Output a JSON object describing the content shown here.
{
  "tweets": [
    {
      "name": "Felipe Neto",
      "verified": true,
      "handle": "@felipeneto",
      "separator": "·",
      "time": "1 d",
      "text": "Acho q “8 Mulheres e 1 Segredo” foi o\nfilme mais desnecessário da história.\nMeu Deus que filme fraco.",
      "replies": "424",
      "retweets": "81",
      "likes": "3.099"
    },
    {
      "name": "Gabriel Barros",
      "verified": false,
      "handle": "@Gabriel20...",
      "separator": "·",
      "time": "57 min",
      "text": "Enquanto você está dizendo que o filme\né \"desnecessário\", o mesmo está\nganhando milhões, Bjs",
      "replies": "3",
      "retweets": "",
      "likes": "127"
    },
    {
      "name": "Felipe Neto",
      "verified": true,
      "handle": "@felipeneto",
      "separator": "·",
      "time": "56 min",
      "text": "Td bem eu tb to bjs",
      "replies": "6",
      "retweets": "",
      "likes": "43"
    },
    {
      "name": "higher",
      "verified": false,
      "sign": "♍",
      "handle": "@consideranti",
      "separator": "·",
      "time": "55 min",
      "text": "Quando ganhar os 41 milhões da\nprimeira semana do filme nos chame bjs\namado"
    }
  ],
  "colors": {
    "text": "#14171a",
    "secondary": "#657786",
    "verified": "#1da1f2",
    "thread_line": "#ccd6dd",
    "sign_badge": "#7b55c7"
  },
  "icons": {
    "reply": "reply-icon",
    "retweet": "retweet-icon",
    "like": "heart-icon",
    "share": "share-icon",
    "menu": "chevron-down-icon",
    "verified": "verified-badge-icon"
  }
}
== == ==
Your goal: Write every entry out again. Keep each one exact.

Answer section:
Output a JSON object describing the content shown here.
{
  "tweets": [
    {
      "name": "Felipe Neto",
      "verified": true,
      "handle": "@felipeneto",
      "separator": "·",
      "time": "1 d",
      "text": "Acho q “8 Mulheres e 1 Segredo” foi o\nfilme mais desnecessário da história.\nMeu Deus que filme fraco.",
      "replies": "424",
      "retweets": "81",
      "likes": "3.099"
    },
    {
      "name": "Gabriel Barros",
      "verified": false,
      "handle": "@Gabriel20...",
      "separator": "·",
      "time": "57 min",
      "text": "Enquanto você está dizendo que o filme\né \"desnecessário\", o mesmo está\nganhando milhões, Bjs",
      "replies": "3",
      "retweets": "",
      "likes": "127"
    },
    {
      "name": "Felipe Neto",
      "verified": true,
      "handle": "@felipeneto",
      "separator": "·",
      "time": "56 min",
      "text": "Td bem eu tb to bjs",
      "replies": "6",
      "retweets": "",
      "likes": "43"
    },
    {
      "name": "higher",
      "verified": false,
      "sign": "♍",
      "handle": "@consideranti",
      "separator": "·",
      "time": "55 min",
      "text": "Quando ganhar os 41 milhões da\nprimeira semana do filme nos chame bjs\namado"
    }
  ],
  "colors": {
    "text": "#14171a",
    "secondary": "#657786",
    "verified": "#1da1f2",
    "thread_line": "#ccd6dd",
    "sign_badge": "#7b55c7"
  },
  "icons": {
    "reply": "reply-icon",
    "retweet": "retweet-icon",
    "like": "heart-icon",
    "share": "share-icon",
    "menu": "chevron-down-icon",
    "verified": "verified-badge-icon"
  }
}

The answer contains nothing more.